*** Opening of PROVIDED MATERIAL ***
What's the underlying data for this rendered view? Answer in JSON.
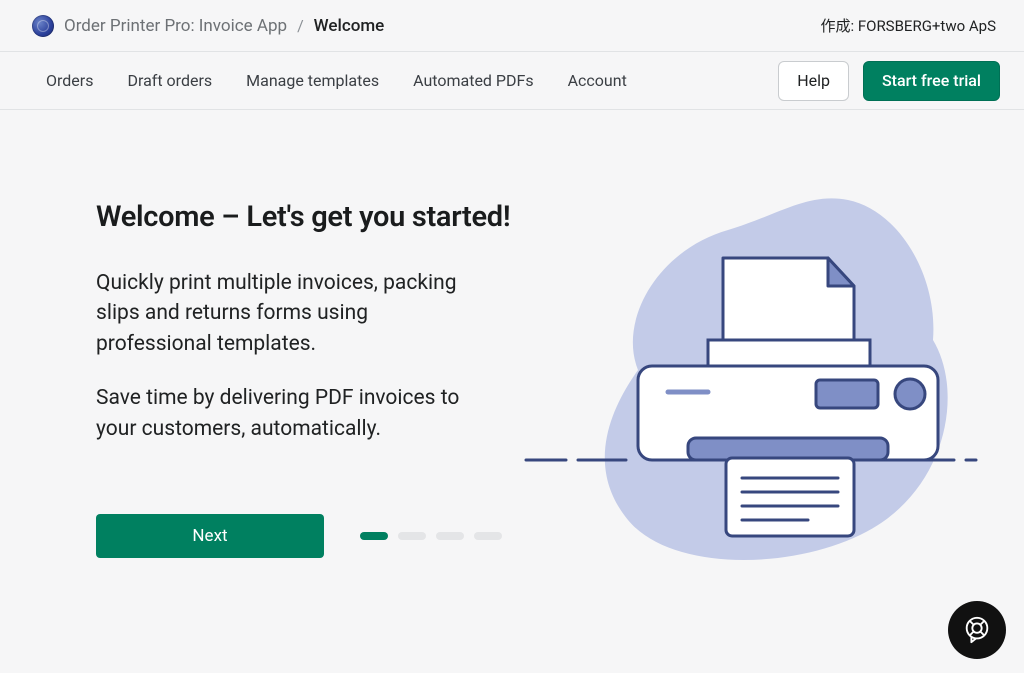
{
  "header": {
    "app_name": "Order Printer Pro: Invoice App",
    "separator": "/",
    "current_page": "Welcome",
    "creator_prefix": "作成:",
    "creator_name": "FORSBERG+two ApS"
  },
  "nav": {
    "items": [
      "Orders",
      "Draft orders",
      "Manage templates",
      "Automated PDFs",
      "Account"
    ],
    "help_label": "Help",
    "trial_label": "Start free trial"
  },
  "welcome": {
    "heading": "Welcome – Let's get you started!",
    "paragraph1": "Quickly print multiple invoices, packing slips and returns forms using professional templates.",
    "paragraph2": "Save time by delivering PDF invoices to your customers, automatically.",
    "next_label": "Next",
    "step_count": 4,
    "active_step": 0
  },
  "colors": {
    "primary": "#008060",
    "illus_blue": "#c3cbe8",
    "illus_line": "#37477e"
  },
  "icons": {
    "app_logo": "order-printer-pro-logo",
    "chat": "life-ring-chat-icon"
  }
}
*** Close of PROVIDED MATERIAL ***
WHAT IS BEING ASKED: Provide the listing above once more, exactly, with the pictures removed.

TASK OUTPUT:
What's the underlying data for this rendered view? Answer in JSON.
{
  "header": {
    "app_name": "Order Printer Pro: Invoice App",
    "separator": "/",
    "current_page": "Welcome",
    "creator_prefix": "作成:",
    "creator_name": "FORSBERG+two ApS"
  },
  "nav": {
    "items": [
      "Orders",
      "Draft orders",
      "Manage templates",
      "Automated PDFs",
      "Account"
    ],
    "help_label": "Help",
    "trial_label": "Start free trial"
  },
  "welcome": {
    "heading": "Welcome – Let's get you started!",
    "paragraph1": "Quickly print multiple invoices, packing slips and returns forms using professional templates.",
    "paragraph2": "Save time by delivering PDF invoices to your customers, automatically.",
    "next_label": "Next",
    "step_count": 4,
    "active_step": 0
  },
  "colors": {
    "primary": "#008060",
    "illus_blue": "#c3cbe8",
    "illus_line": "#37477e"
  },
  "icons": {
    "app_logo": "order-printer-pro-logo",
    "chat": "life-ring-chat-icon"
  }
}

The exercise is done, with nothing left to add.